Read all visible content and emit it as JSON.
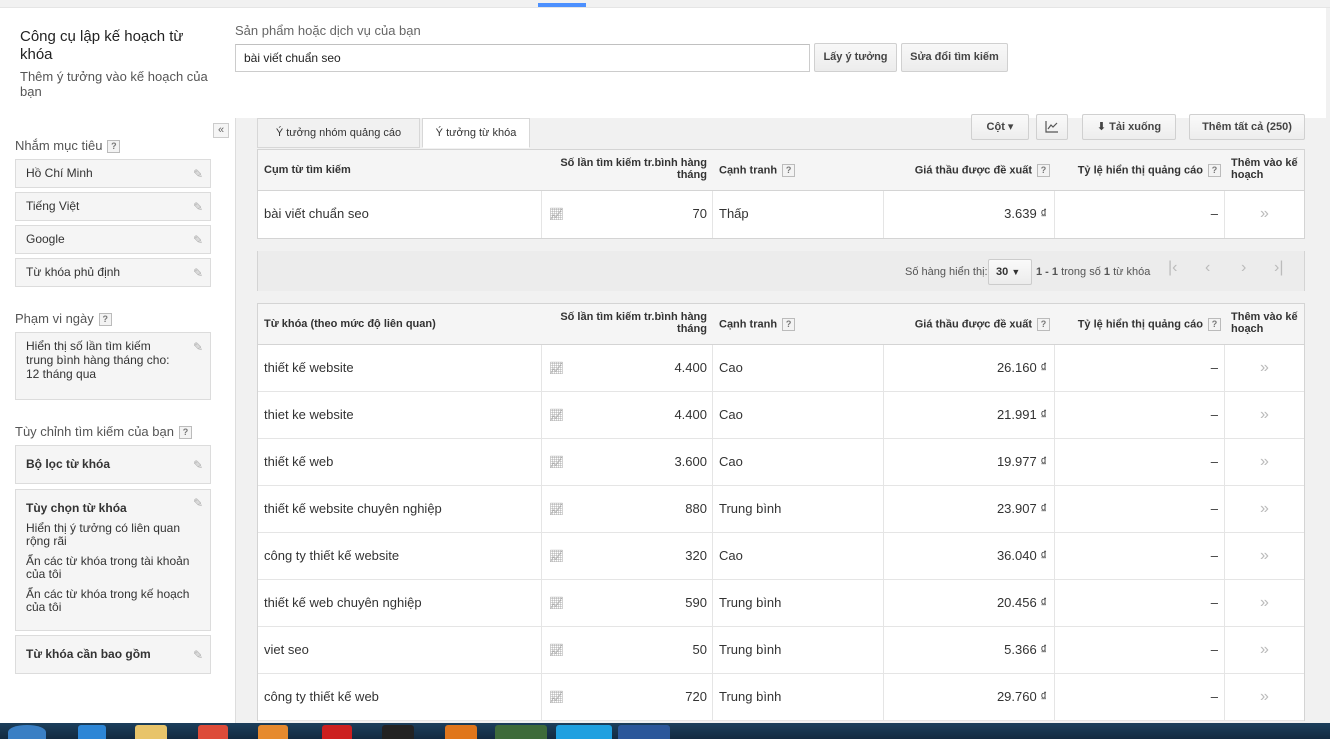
{
  "header": {
    "title": "Công cụ lập kế hoạch từ khóa",
    "subtitle": "Thêm ý tưởng vào kế hoạch của bạn",
    "product_label": "Sản phẩm hoặc dịch vụ của bạn",
    "product_value": "bài viết chuẩn seo",
    "get_ideas": "Lấy ý tưởng",
    "modify_search": "Sửa đổi tìm kiếm"
  },
  "sidebar": {
    "collapse_glyph": "«",
    "targeting_heading": "Nhắm mục tiêu",
    "targeting": [
      "Hồ Chí Minh",
      "Tiếng Việt",
      "Google",
      "Từ khóa phủ định"
    ],
    "date_heading": "Phạm vi ngày",
    "date_value": "Hiển thị số lần tìm kiếm trung bình hàng tháng cho: 12 tháng qua",
    "custom_heading": "Tùy chỉnh tìm kiếm của bạn",
    "filter_label": "Bộ lọc từ khóa",
    "options_label": "Tùy chọn từ khóa",
    "options_items": [
      "Hiển thị ý tưởng có liên quan rộng rãi",
      "Ẩn các từ khóa trong tài khoản của tôi",
      "Ẩn các từ khóa trong kế hoạch của tôi"
    ],
    "include_label": "Từ khóa cần bao gồm"
  },
  "tabs": [
    "Ý tưởng nhóm quảng cáo",
    "Ý tưởng từ khóa"
  ],
  "toolbar": {
    "columns": "Cột ▾",
    "download": "Tải xuống",
    "add_all": "Thêm tất cả (250)"
  },
  "columns": {
    "search_term": "Cụm từ tìm kiếm",
    "keyword": "Từ khóa (theo mức độ liên quan)",
    "volume": "Số lần tìm kiếm tr.bình hàng tháng",
    "competition": "Cạnh tranh",
    "bid": "Giá thầu được đề xuất",
    "impr_share": "Tỷ lệ hiển thị quảng cáo",
    "add": "Thêm vào kế hoạch"
  },
  "search_terms": [
    {
      "keyword": "bài viết chuẩn seo",
      "volume": "70",
      "competition": "Thấp",
      "bid": "3.639 ₫",
      "share": "–"
    }
  ],
  "pager": {
    "rows_label": "Số hàng hiển thị:",
    "rows_value": "30",
    "range_a": "1 - 1",
    "range_mid": "trong số",
    "range_b": "1",
    "range_unit": "từ khóa"
  },
  "keywords": [
    {
      "keyword": "thiết kế website",
      "volume": "4.400",
      "competition": "Cao",
      "bid": "26.160 ₫",
      "share": "–"
    },
    {
      "keyword": "thiet ke website",
      "volume": "4.400",
      "competition": "Cao",
      "bid": "21.991 ₫",
      "share": "–"
    },
    {
      "keyword": "thiết kế web",
      "volume": "3.600",
      "competition": "Cao",
      "bid": "19.977 ₫",
      "share": "–"
    },
    {
      "keyword": "thiết kế website chuyên nghiệp",
      "volume": "880",
      "competition": "Trung bình",
      "bid": "23.907 ₫",
      "share": "–"
    },
    {
      "keyword": "công ty thiết kế website",
      "volume": "320",
      "competition": "Cao",
      "bid": "36.040 ₫",
      "share": "–"
    },
    {
      "keyword": "thiết kế web chuyên nghiệp",
      "volume": "590",
      "competition": "Trung bình",
      "bid": "20.456 ₫",
      "share": "–"
    },
    {
      "keyword": "viet seo",
      "volume": "50",
      "competition": "Trung bình",
      "bid": "5.366 ₫",
      "share": "–"
    },
    {
      "keyword": "công ty thiết kế web",
      "volume": "720",
      "competition": "Trung bình",
      "bid": "29.760 ₫",
      "share": "–"
    }
  ],
  "colors": {
    "accent": "#4d90fe",
    "taskbar": "#1c3f5c"
  }
}
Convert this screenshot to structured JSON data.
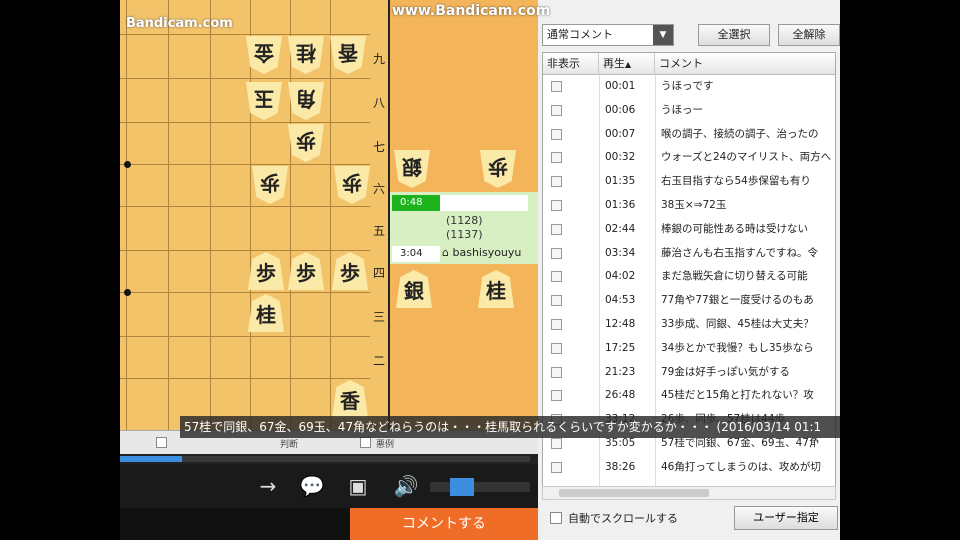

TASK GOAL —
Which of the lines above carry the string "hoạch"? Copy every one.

SOLUTION FOR THIS TASK —
    "title": "Công cụ lập kế hoạch từ khóa",
    "subtitle": "Thêm ý tưởng vào kế hoạch của bạn",
      "Ẩn các từ khóa trong kế hoạch của tôi"
    "add": "Thêm vào kế hoạch"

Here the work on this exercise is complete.